:: ASSIGNED TASK ::
All of the data below is to be copied again without changes.

:: SOURCE MATERIAL ::
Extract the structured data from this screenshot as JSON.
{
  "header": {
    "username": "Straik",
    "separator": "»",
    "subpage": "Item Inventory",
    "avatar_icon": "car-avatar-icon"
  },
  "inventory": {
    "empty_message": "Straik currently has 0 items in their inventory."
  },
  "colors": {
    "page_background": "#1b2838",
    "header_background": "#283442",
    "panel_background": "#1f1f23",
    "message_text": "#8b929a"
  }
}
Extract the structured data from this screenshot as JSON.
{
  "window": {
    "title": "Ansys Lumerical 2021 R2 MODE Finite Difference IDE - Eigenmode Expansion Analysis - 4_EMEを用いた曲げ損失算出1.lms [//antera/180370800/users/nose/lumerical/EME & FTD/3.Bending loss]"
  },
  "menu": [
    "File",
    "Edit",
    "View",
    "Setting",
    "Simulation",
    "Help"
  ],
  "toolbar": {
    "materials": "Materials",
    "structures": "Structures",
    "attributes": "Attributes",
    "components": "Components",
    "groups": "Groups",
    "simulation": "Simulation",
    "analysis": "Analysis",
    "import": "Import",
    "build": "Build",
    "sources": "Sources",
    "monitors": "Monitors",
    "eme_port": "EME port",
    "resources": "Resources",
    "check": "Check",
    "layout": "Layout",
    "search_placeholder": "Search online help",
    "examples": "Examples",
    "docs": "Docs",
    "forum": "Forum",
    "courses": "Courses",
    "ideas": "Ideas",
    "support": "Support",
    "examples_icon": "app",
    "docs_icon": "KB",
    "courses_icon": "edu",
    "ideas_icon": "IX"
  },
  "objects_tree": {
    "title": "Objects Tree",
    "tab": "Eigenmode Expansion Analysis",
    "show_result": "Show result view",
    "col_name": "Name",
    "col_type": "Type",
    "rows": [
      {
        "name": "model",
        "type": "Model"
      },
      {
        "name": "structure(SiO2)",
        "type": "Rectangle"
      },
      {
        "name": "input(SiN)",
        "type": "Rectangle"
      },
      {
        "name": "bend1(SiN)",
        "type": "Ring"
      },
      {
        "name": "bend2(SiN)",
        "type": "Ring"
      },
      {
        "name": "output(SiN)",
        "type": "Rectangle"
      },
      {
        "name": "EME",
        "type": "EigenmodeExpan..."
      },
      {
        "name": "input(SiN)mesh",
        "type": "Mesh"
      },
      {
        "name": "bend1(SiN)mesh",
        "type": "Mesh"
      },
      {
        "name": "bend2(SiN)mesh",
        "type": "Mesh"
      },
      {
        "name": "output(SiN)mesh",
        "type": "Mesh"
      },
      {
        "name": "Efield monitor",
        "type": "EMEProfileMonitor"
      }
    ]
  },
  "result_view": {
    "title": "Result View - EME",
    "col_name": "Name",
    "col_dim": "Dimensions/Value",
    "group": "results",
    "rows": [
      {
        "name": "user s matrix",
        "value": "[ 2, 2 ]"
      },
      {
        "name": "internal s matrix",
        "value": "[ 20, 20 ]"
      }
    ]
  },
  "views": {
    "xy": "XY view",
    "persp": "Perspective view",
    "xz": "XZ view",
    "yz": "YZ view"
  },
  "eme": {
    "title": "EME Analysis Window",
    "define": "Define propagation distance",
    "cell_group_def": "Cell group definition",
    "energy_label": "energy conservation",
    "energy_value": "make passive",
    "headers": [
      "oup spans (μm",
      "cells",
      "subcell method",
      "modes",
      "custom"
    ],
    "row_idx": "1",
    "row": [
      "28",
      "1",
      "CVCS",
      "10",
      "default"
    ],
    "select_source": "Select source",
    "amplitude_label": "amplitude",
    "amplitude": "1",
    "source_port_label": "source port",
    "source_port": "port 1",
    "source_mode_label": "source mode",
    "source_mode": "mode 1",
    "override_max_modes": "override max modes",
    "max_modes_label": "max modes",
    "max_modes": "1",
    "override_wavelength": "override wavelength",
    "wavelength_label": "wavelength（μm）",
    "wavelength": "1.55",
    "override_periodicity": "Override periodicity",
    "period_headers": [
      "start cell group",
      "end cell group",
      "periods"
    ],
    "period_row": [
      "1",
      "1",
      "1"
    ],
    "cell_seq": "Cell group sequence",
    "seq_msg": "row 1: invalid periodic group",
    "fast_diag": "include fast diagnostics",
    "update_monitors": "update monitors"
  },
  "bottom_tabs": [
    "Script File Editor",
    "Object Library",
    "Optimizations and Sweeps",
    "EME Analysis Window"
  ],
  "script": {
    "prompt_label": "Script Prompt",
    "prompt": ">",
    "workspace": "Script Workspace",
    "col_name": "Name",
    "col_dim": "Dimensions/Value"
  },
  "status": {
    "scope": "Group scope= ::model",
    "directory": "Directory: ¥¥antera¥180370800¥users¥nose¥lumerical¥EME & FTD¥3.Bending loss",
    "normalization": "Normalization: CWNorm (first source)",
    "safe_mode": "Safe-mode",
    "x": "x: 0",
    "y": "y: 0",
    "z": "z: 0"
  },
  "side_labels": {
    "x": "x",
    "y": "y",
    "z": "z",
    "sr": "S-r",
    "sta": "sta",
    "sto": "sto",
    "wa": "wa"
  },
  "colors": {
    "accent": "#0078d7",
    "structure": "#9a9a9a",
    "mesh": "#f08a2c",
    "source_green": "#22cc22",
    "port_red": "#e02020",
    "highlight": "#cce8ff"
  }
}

:: TASK OUTPUT ::
Extract the structured data from this screenshot as JSON.
{
  "header": {
    "username": "Straik",
    "separator": "»",
    "subpage": "Item Inventory",
    "avatar_icon": "car-avatar-icon"
  },
  "inventory": {
    "empty_message": "Straik currently has 0 items in their inventory."
  },
  "colors": {
    "page_background": "#1b2838",
    "header_background": "#283442",
    "panel_background": "#1f1f23",
    "message_text": "#8b929a"
  }
}
Extract the structured data from this screenshot as JSON.
{
  "window": {
    "title": "Ansys Lumerical 2021 R2 MODE Finite Difference IDE - Eigenmode Expansion Analysis - 4_EMEを用いた曲げ損失算出1.lms [//antera/180370800/users/nose/lumerical/EME & FTD/3.Bending loss]"
  },
  "menu": [
    "File",
    "Edit",
    "View",
    "Setting",
    "Simulation",
    "Help"
  ],
  "toolbar": {
    "materials": "Materials",
    "structures": "Structures",
    "attributes": "Attributes",
    "components": "Components",
    "groups": "Groups",
    "simulation": "Simulation",
    "analysis": "Analysis",
    "import": "Import",
    "build": "Build",
    "sources": "Sources",
    "monitors": "Monitors",
    "eme_port": "EME port",
    "resources": "Resources",
    "check": "Check",
    "layout": "Layout",
    "search_placeholder": "Search online help",
    "examples": "Examples",
    "docs": "Docs",
    "forum": "Forum",
    "courses": "Courses",
    "ideas": "Ideas",
    "support": "Support",
    "examples_icon": "app",
    "docs_icon": "KB",
    "courses_icon": "edu",
    "ideas_icon": "IX"
  },
  "objects_tree": {
    "title": "Objects Tree",
    "tab": "Eigenmode Expansion Analysis",
    "show_result": "Show result view",
    "col_name": "Name",
    "col_type": "Type",
    "rows": [
      {
        "name": "model",
        "type": "Model"
      },
      {
        "name": "structure(SiO2)",
        "type": "Rectangle"
      },
      {
        "name": "input(SiN)",
        "type": "Rectangle"
      },
      {
        "name": "bend1(SiN)",
        "type": "Ring"
      },
      {
        "name": "bend2(SiN)",
        "type": "Ring"
      },
      {
        "name": "output(SiN)",
        "type": "Rectangle"
      },
      {
        "name": "EME",
        "type": "EigenmodeExpan..."
      },
      {
        "name": "input(SiN)mesh",
        "type": "Mesh"
      },
      {
        "name": "bend1(SiN)mesh",
        "type": "Mesh"
      },
      {
        "name": "bend2(SiN)mesh",
        "type": "Mesh"
      },
      {
        "name": "output(SiN)mesh",
        "type": "Mesh"
      },
      {
        "name": "Efield monitor",
        "type": "EMEProfileMonitor"
      }
    ]
  },
  "result_view": {
    "title": "Result View - EME",
    "col_name": "Name",
    "col_dim": "Dimensions/Value",
    "group": "results",
    "rows": [
      {
        "name": "user s matrix",
        "value": "[ 2, 2 ]"
      },
      {
        "name": "internal s matrix",
        "value": "[ 20, 20 ]"
      }
    ]
  },
  "views": {
    "xy": "XY view",
    "persp": "Perspective view",
    "xz": "XZ view",
    "yz": "YZ view"
  },
  "eme": {
    "title": "EME Analysis Window",
    "define": "Define propagation distance",
    "cell_group_def": "Cell group definition",
    "energy_label": "energy conservation",
    "energy_value": "make passive",
    "headers": [
      "oup spans (μm",
      "cells",
      "subcell method",
      "modes",
      "custom"
    ],
    "row_idx": "1",
    "row": [
      "28",
      "1",
      "CVCS",
      "10",
      "default"
    ],
    "select_source": "Select source",
    "amplitude_label": "amplitude",
    "amplitude": "1",
    "source_port_label": "source port",
    "source_port": "port 1",
    "source_mode_label": "source mode",
    "source_mode": "mode 1",
    "override_max_modes": "override max modes",
    "max_modes_label": "max modes",
    "max_modes": "1",
    "override_wavelength": "override wavelength",
    "wavelength_label": "wavelength（μm）",
    "wavelength": "1.55",
    "override_periodicity": "Override periodicity",
    "period_headers": [
      "start cell group",
      "end cell group",
      "periods"
    ],
    "period_row": [
      "1",
      "1",
      "1"
    ],
    "cell_seq": "Cell group sequence",
    "seq_msg": "row 1: invalid periodic group",
    "fast_diag": "include fast diagnostics",
    "update_monitors": "update monitors"
  },
  "bottom_tabs": [
    "Script File Editor",
    "Object Library",
    "Optimizations and Sweeps",
    "EME Analysis Window"
  ],
  "script": {
    "prompt_label": "Script Prompt",
    "prompt": ">",
    "workspace": "Script Workspace",
    "col_name": "Name",
    "col_dim": "Dimensions/Value"
  },
  "status": {
    "scope": "Group scope= ::model",
    "directory": "Directory: ¥¥antera¥180370800¥users¥nose¥lumerical¥EME & FTD¥3.Bending loss",
    "normalization": "Normalization: CWNorm (first source)",
    "safe_mode": "Safe-mode",
    "x": "x: 0",
    "y": "y: 0",
    "z": "z: 0"
  },
  "side_labels": {
    "x": "x",
    "y": "y",
    "z": "z",
    "sr": "S-r",
    "sta": "sta",
    "sto": "sto",
    "wa": "wa"
  },
  "colors": {
    "accent": "#0078d7",
    "structure": "#9a9a9a",
    "mesh": "#f08a2c",
    "source_green": "#22cc22",
    "port_red": "#e02020",
    "highlight": "#cce8ff"
  }
}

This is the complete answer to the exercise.